Employers’ confederations agree merger
In February 2004, the boards of the Confederation of Finnish Industry and Employers (TT) and the Employers’ Confederation of Service Industries (PT) agreed on a merger to create a new central employers' organisation, Finnish Industries (EK). EK will become operational in autumn 2004 and will represent at least 15,000 companies that together account for over 70% of Finland’s GNP.
Finland’s two main employers’ organisations, the Confederation of Finnish Industry and Employers (Teollisuuden ja Työnantajain Keskusliitto, TT) and the Employers’ Confederation of Service Industries (Palvelutyönantajat, PT), announced in September 2003 that they were looking seriously at the possibility of merging (FI0310201N). On 12 February 2004, the boards of the two organisations gave their final approval to the project. Consequently, a new central organisation, known as Finnish Industries (Elinkeinoelämän keskusliitto, EK), will replace the two organisations. The founding charter of EK is to be signed in spring 2004 after the member associations of TT and PT have declared their positions concerning the new organisation. The activities of EK will begin formally on 1 January 2005, but in practice it will already be functional in autumn 2004, in time for the prospective incomes policy negotiations as the expiry of the current 2003-4 central agreement nears (FI0212103F).
According to representatives of TT and PT, the Finnish business community needs to cooperate more closely in order to safeguard its interests effectively. EK will indeed unify a large number of Finnish companies, some 15,000 in all. Although this represents only about 7% of the total number of companies in the country, out of the firms with at least 50 employees 87% will be represented by the new central organisation. Moreover, member companies of EK will account for over 70% of Finnish GNP and for more than 95% of the country’s exports.
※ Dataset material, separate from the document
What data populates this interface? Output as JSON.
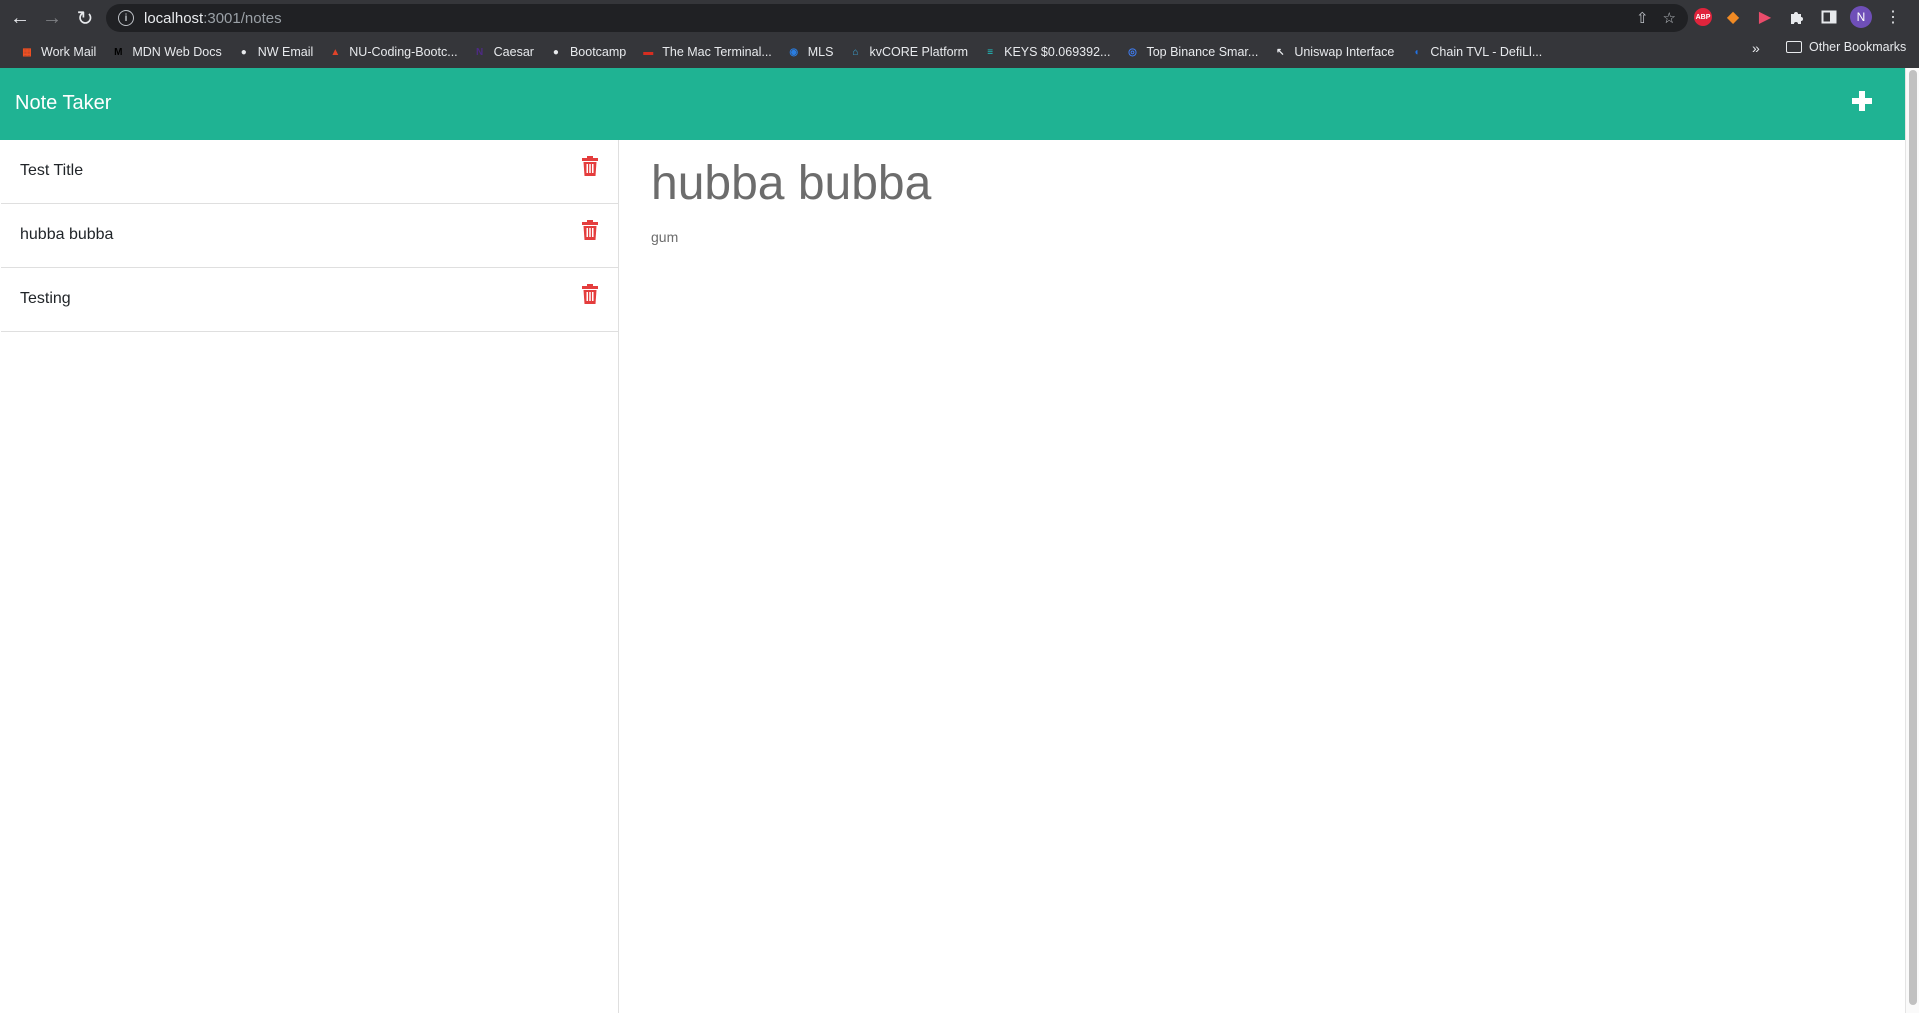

The coverage of EK will become even more comprehensive with the expected inclusion of the Federation of Finnish Commerce and Trade (Kaupan Keskusliitto, KKL), the Federation of Finnish Insurance Companies (Suomen Vakuutusyhtiöiden Keskusliitto, SVK) and the Finnish Bankers’ Association (Suomen Pankkiyhdistys), none of which is a member of TT or PT.
The organisational structure of EK has not yet been established but, as stated in a joint press release by TT and PT, certain guidelines have been drawn up. First, the presidium will consist of the chair and three vice-chairs. Second, as a general rule, each member association will have at least one seat on the board. Third, the executive committee is to be as representative of the structure of the organisation as possible. The construction of the new central organisation will take place in the course of a transitional period of two years (ie until the end of 2006). During this period, the seats on both the board and the executive committee will be divided among TT and PT member associations so that two-thirds will go to the former and one-third to the latter. A new organisational structure is expected to result in savings of about 25% by the end of 2007. A managing director for EK is to be appointed in spring 2004.
Consolidation has been an ongoing trend in Finland in recent years, not only among employers’ organisations but also among trade unions (FI0204102N, FI0106189N, FI0101172N and FI0402201N). According to Lauri Ihalainen, the president of the Central Organisation of Finnish Trade Unions (Suomen Ammattiliittojen Keskusjärjestö, SAK), this process is likely to continue. Commenting in the Kauppalehti newspaper on the merger of PT and TT, he expressed the view that mergers among the trade union confederations are desirable and may take place in the long term.